- _Task_:
Look through the lines below, find those with the word "Windows", and copy them.

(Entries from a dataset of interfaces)
•••••

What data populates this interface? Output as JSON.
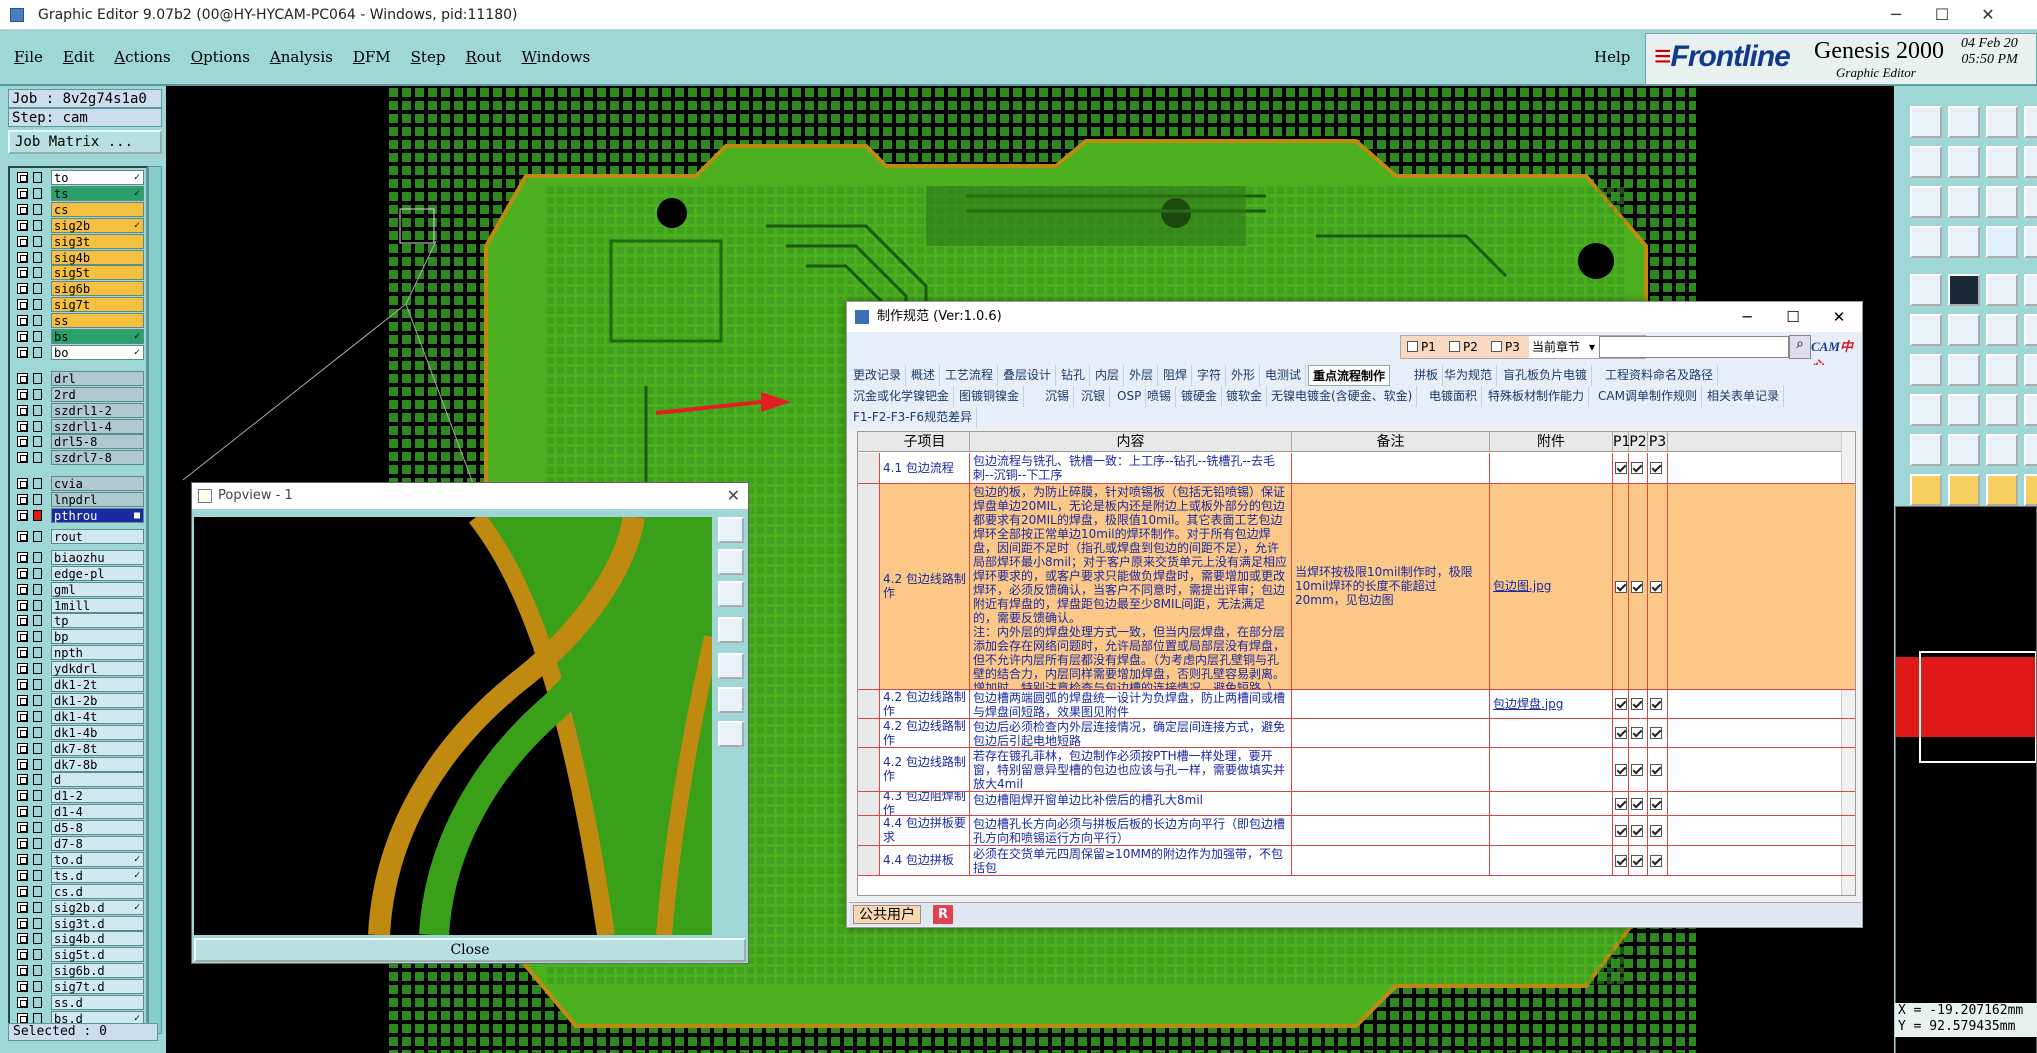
{
  "window": {
    "title": "Graphic Editor 9.07b2 (00@HY-HYCAM-PC064 - Windows, pid:11180)",
    "minimize": "─",
    "maximize": "☐",
    "close": "✕"
  },
  "menu": [
    "File",
    "Edit",
    "Actions",
    "Options",
    "Analysis",
    "DFM",
    "Step",
    "Rout",
    "Windows"
  ],
  "help": "Help",
  "brand": {
    "logo": "Frontline",
    "product": "Genesis 2000",
    "subtitle": "Graphic Editor",
    "date": "04 Feb 20",
    "time": "05:50 PM"
  },
  "job": {
    "job_line": "Job : 8v2g74s1a0",
    "step_line": "Step: cam",
    "matrix_button": "Job Matrix ..."
  },
  "layers": [
    {
      "name": "to",
      "color": "#ffffff",
      "mark": "✓"
    },
    {
      "name": "ts",
      "color": "#2aa06a",
      "mark": "✓"
    },
    {
      "name": "cs",
      "color": "#f5c040",
      "mark": ""
    },
    {
      "name": "sig2b",
      "color": "#f5c040",
      "mark": "✓"
    },
    {
      "name": "sig3t",
      "color": "#f5c040",
      "mark": ""
    },
    {
      "name": "sig4b",
      "color": "#f5c040",
      "mark": ""
    },
    {
      "name": "sig5t",
      "color": "#f5c040",
      "mark": ""
    },
    {
      "name": "sig6b",
      "color": "#f5c040",
      "mark": ""
    },
    {
      "name": "sig7t",
      "color": "#f5c040",
      "mark": ""
    },
    {
      "name": "ss",
      "color": "#f5c040",
      "mark": ""
    },
    {
      "name": "bs",
      "color": "#2aa06a",
      "mark": "✓"
    },
    {
      "name": "bo",
      "color": "#ffffff",
      "mark": "✓"
    },
    {
      "name": "drl",
      "color": "#b0c8d0",
      "mark": ""
    },
    {
      "name": "2rd",
      "color": "#b0c8d0",
      "mark": ""
    },
    {
      "name": "szdrl1-2",
      "color": "#b0c8d0",
      "mark": ""
    },
    {
      "name": "szdrl1-4",
      "color": "#b0c8d0",
      "mark": ""
    },
    {
      "name": "drl5-8",
      "color": "#b0c8d0",
      "mark": ""
    },
    {
      "name": "szdrl7-8",
      "color": "#b0c8d0",
      "mark": ""
    },
    {
      "name": "cvia",
      "color": "#b0c8d0",
      "mark": ""
    },
    {
      "name": "lnpdrl",
      "color": "#b0c8d0",
      "mark": ""
    },
    {
      "name": "pthrou",
      "color": "#1a2aa0",
      "mark": "■"
    },
    {
      "name": "rout",
      "color": "#d0e8f0",
      "mark": ""
    },
    {
      "name": "biaozhu",
      "color": "#d0e8f0",
      "mark": ""
    },
    {
      "name": "edge-pl",
      "color": "#d0e8f0",
      "mark": ""
    },
    {
      "name": "gml",
      "color": "#d0e8f0",
      "mark": ""
    },
    {
      "name": "1mill",
      "color": "#d0e8f0",
      "mark": ""
    },
    {
      "name": "tp",
      "color": "#d0e8f0",
      "mark": ""
    },
    {
      "name": "bp",
      "color": "#d0e8f0",
      "mark": ""
    },
    {
      "name": "npth",
      "color": "#d0e8f0",
      "mark": ""
    },
    {
      "name": "ydkdrl",
      "color": "#d0e8f0",
      "mark": ""
    },
    {
      "name": "dk1-2t",
      "color": "#d0e8f0",
      "mark": ""
    },
    {
      "name": "dk1-2b",
      "color": "#d0e8f0",
      "mark": ""
    },
    {
      "name": "dk1-4t",
      "color": "#d0e8f0",
      "mark": ""
    },
    {
      "name": "dk1-4b",
      "color": "#d0e8f0",
      "mark": ""
    },
    {
      "name": "dk7-8t",
      "color": "#d0e8f0",
      "mark": ""
    },
    {
      "name": "dk7-8b",
      "color": "#d0e8f0",
      "mark": ""
    },
    {
      "name": "d",
      "color": "#d0e8f0",
      "mark": ""
    },
    {
      "name": "d1-2",
      "color": "#d0e8f0",
      "mark": ""
    },
    {
      "name": "d1-4",
      "color": "#d0e8f0",
      "mark": ""
    },
    {
      "name": "d5-8",
      "color": "#d0e8f0",
      "mark": ""
    },
    {
      "name": "d7-8",
      "color": "#d0e8f0",
      "mark": ""
    },
    {
      "name": "to.d",
      "color": "#d0e8f0",
      "mark": "✓"
    },
    {
      "name": "ts.d",
      "color": "#d0e8f0",
      "mark": "✓"
    },
    {
      "name": "cs.d",
      "color": "#d0e8f0",
      "mark": ""
    },
    {
      "name": "sig2b.d",
      "color": "#d0e8f0",
      "mark": "✓"
    },
    {
      "name": "sig3t.d",
      "color": "#d0e8f0",
      "mark": ""
    },
    {
      "name": "sig4b.d",
      "color": "#d0e8f0",
      "mark": ""
    },
    {
      "name": "sig5t.d",
      "color": "#d0e8f0",
      "mark": ""
    },
    {
      "name": "sig6b.d",
      "color": "#d0e8f0",
      "mark": ""
    },
    {
      "name": "sig7t.d",
      "color": "#d0e8f0",
      "mark": ""
    },
    {
      "name": "ss.d",
      "color": "#d0e8f0",
      "mark": ""
    },
    {
      "name": "bs.d",
      "color": "#d0e8f0",
      "mark": "✓"
    }
  ],
  "selected": "Selected : 0",
  "coords": {
    "x": "X = -19.207162mm",
    "y": "Y = 92.579435mm"
  },
  "popview": {
    "title": "Popview - 1",
    "close_label": "Close",
    "close_x": "✕"
  },
  "dialog": {
    "title": "制作规范 (Ver:1.0.6)",
    "minimize": "─",
    "maximize": "☐",
    "close": "✕",
    "filters": {
      "p1": "P1",
      "p2": "P2",
      "p3": "P3",
      "chapter": "当前章节"
    },
    "search_placeholder": "",
    "cam_logo": "CAM",
    "cam_logo_red": "中心",
    "tabs_row1": [
      "更改记录",
      "概述",
      "工艺流程",
      "叠层设计",
      "钻孔",
      "内层",
      "外层",
      "阻焊",
      "字符",
      "外形",
      "电测试",
      "重点流程制作",
      "拼板",
      "华为规范",
      "盲孔板负片电镀",
      "工程资料命名及路径"
    ],
    "tabs_row2": [
      "沉金或化学镍钯金",
      "图镀铜镍金",
      "沉锡",
      "沉银",
      "OSP",
      "喷锡",
      "镀硬金",
      "镀软金",
      "无镍电镀金(含硬金、软金)",
      "电镀面积",
      "特殊板材制作能力",
      "CAM调单制作规则",
      "相关表单记录"
    ],
    "tabs_row3": [
      "F1-F2-F3-F6规范差异"
    ],
    "active_tab": "重点流程制作",
    "columns": [
      "子项目",
      "内容",
      "备注",
      "附件",
      "P1",
      "P2",
      "P3"
    ],
    "rows": [
      {
        "sub": "4.1 包边流程",
        "content": "包边流程与铣孔、铣槽一致：上工序--钻孔--铣槽孔--去毛刺--沉铜--下工序",
        "note": "",
        "att": "",
        "hl": false
      },
      {
        "sub": "4.2 包边线路制作",
        "content": "包边的板，为防止碎膜，针对喷锡板（包括无铅喷锡）保证焊盘单边20MIL，无论是板内还是附边上或板外部分的包边都要求有20MIL的焊盘，极限值10mil。其它表面工艺包边焊环全部按正常单边10mil的焊环制作。对于所有包边焊盘，因间距不足时（指孔或焊盘到包边的间距不足），允许局部焊环最小8mil；对于客户原来交货单元上没有满足相应焊环要求的，或客户要求只能做负焊盘时，需要增加或更改焊环，必须反馈确认，当客户不同意时，需提出评审；包边附近有焊盘的，焊盘距包边最至少8MIL间距，无法满足的，需要反馈确认。\n注：内外层的焊盘处理方式一致，但当内层焊盘，在部分层添加会存在网络问题时，允许局部位置或局部层没有焊盘，但不允许内层所有层都没有焊盘。（为考虑内层孔壁铜与孔壁的结合力，内层同样需要增加焊盘，否则孔壁容易剥离。增加时，特别注意检查与包边槽的连接情况，避免短路。）",
        "note": "当焊环按极限10mil制作时，极限10mil焊环的长度不能超过20mm，见包边图",
        "att": "包边图.jpg",
        "hl": true
      },
      {
        "sub": "4.2 包边线路制作",
        "content": "包边槽两端圆弧的焊盘统一设计为负焊盘，防止两槽间或槽与焊盘间短路，效果图见附件",
        "note": "",
        "att": "包边焊盘.jpg",
        "hl": false
      },
      {
        "sub": "4.2 包边线路制作",
        "content": "包边后必须检查内外层连接情况，确定层间连接方式，避免包边后引起电地短路",
        "note": "",
        "att": "",
        "hl": false
      },
      {
        "sub": "4.2 包边线路制作",
        "content": "若存在镀孔菲林，包边制作必须按PTH槽一样处理，要开窗，特别留意异型槽的包边也应该与孔一样，需要做填实并放大4mil",
        "note": "",
        "att": "",
        "hl": false
      },
      {
        "sub": "4.3 包边阻焊制作",
        "content": "包边槽阻焊开窗单边比补偿后的槽孔大8mil",
        "note": "",
        "att": "",
        "hl": false
      },
      {
        "sub": "4.4 包边拼板要求",
        "content": "包边槽孔长方向必须与拼板后板的长边方向平行（即包边槽孔方向和喷锡运行方向平行）",
        "note": "",
        "att": "",
        "hl": false
      },
      {
        "sub": "4.4 包边拼板",
        "content": "必须在交货单元四周保留≥10MM的附边作为加强带，不包括包",
        "note": "",
        "att": "",
        "hl": false
      }
    ],
    "status_user": "公共用户",
    "status_r": "R"
  }
}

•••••

- _Output for this exercise_:
    "title": "Graphic Editor 9.07b2 (00@HY-HYCAM-PC064 - Windows, pid:11180)",
    "Windows"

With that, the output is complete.